_TASK DIRECTIONS_:
All entries must be repeated exactly; do not include the pictures.

──────── DATA TO EXAMINE ────────

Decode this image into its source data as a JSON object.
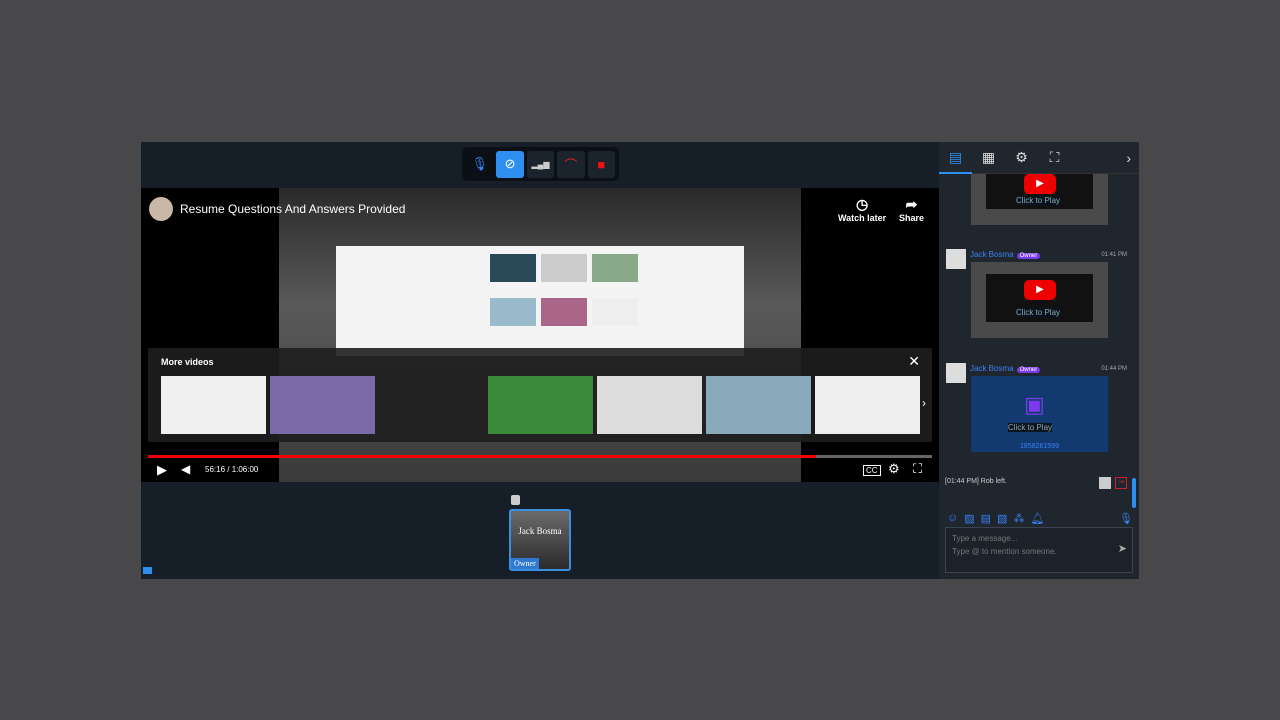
{
  "toolbar": {
    "buttons": [
      {
        "name": "microphone-icon",
        "glyph": "🎙"
      },
      {
        "name": "camera-off-icon",
        "glyph": "⊘"
      },
      {
        "name": "signal-icon",
        "glyph": "▂▄▆"
      },
      {
        "name": "hang-up-icon",
        "glyph": "☎"
      },
      {
        "name": "stop-icon",
        "glyph": "■"
      }
    ]
  },
  "video": {
    "title": "Resume Questions And Answers Provided",
    "watch_later": "Watch later",
    "share": "Share",
    "more_videos": "More videos",
    "time": "56:16 / 1:06:00",
    "progress": 0.852,
    "cc": "CC"
  },
  "participant": {
    "name": "Jack Bosma",
    "role": "Owner"
  },
  "sidebar": {
    "messages": [
      {
        "name": "Jack Bosma",
        "badge": "Owner",
        "time": "01:41 PM",
        "click": "Click to Play"
      },
      {
        "name": "Jack Bosma",
        "badge": "Owner",
        "time": "01:44 PM",
        "click": "Click to Play",
        "id": "1858261599"
      }
    ],
    "top_click": "Click to Play",
    "system": "[01:44 PM] Rob left.",
    "placeholder_1": "Type a message...",
    "placeholder_2": "Type @ to mention someone."
  },
  "colors": {
    "accent": "#2f8ff0",
    "owner_badge": "#7c3aed",
    "progress": "#ee0000"
  }
}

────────

_EXERCISE SOLUTION_:
Decode this image into its source data as a JSON object.
{
  "toolbar": {
    "buttons": [
      {
        "name": "microphone-icon",
        "glyph": "🎙"
      },
      {
        "name": "camera-off-icon",
        "glyph": "⊘"
      },
      {
        "name": "signal-icon",
        "glyph": "▂▄▆"
      },
      {
        "name": "hang-up-icon",
        "glyph": "☎"
      },
      {
        "name": "stop-icon",
        "glyph": "■"
      }
    ]
  },
  "video": {
    "title": "Resume Questions And Answers Provided",
    "watch_later": "Watch later",
    "share": "Share",
    "more_videos": "More videos",
    "time": "56:16 / 1:06:00",
    "progress": 0.852,
    "cc": "CC"
  },
  "participant": {
    "name": "Jack Bosma",
    "role": "Owner"
  },
  "sidebar": {
    "messages": [
      {
        "name": "Jack Bosma",
        "badge": "Owner",
        "time": "01:41 PM",
        "click": "Click to Play"
      },
      {
        "name": "Jack Bosma",
        "badge": "Owner",
        "time": "01:44 PM",
        "click": "Click to Play",
        "id": "1858261599"
      }
    ],
    "top_click": "Click to Play",
    "system": "[01:44 PM] Rob left.",
    "placeholder_1": "Type a message...",
    "placeholder_2": "Type @ to mention someone."
  },
  "colors": {
    "accent": "#2f8ff0",
    "owner_badge": "#7c3aed",
    "progress": "#ee0000"
  }
}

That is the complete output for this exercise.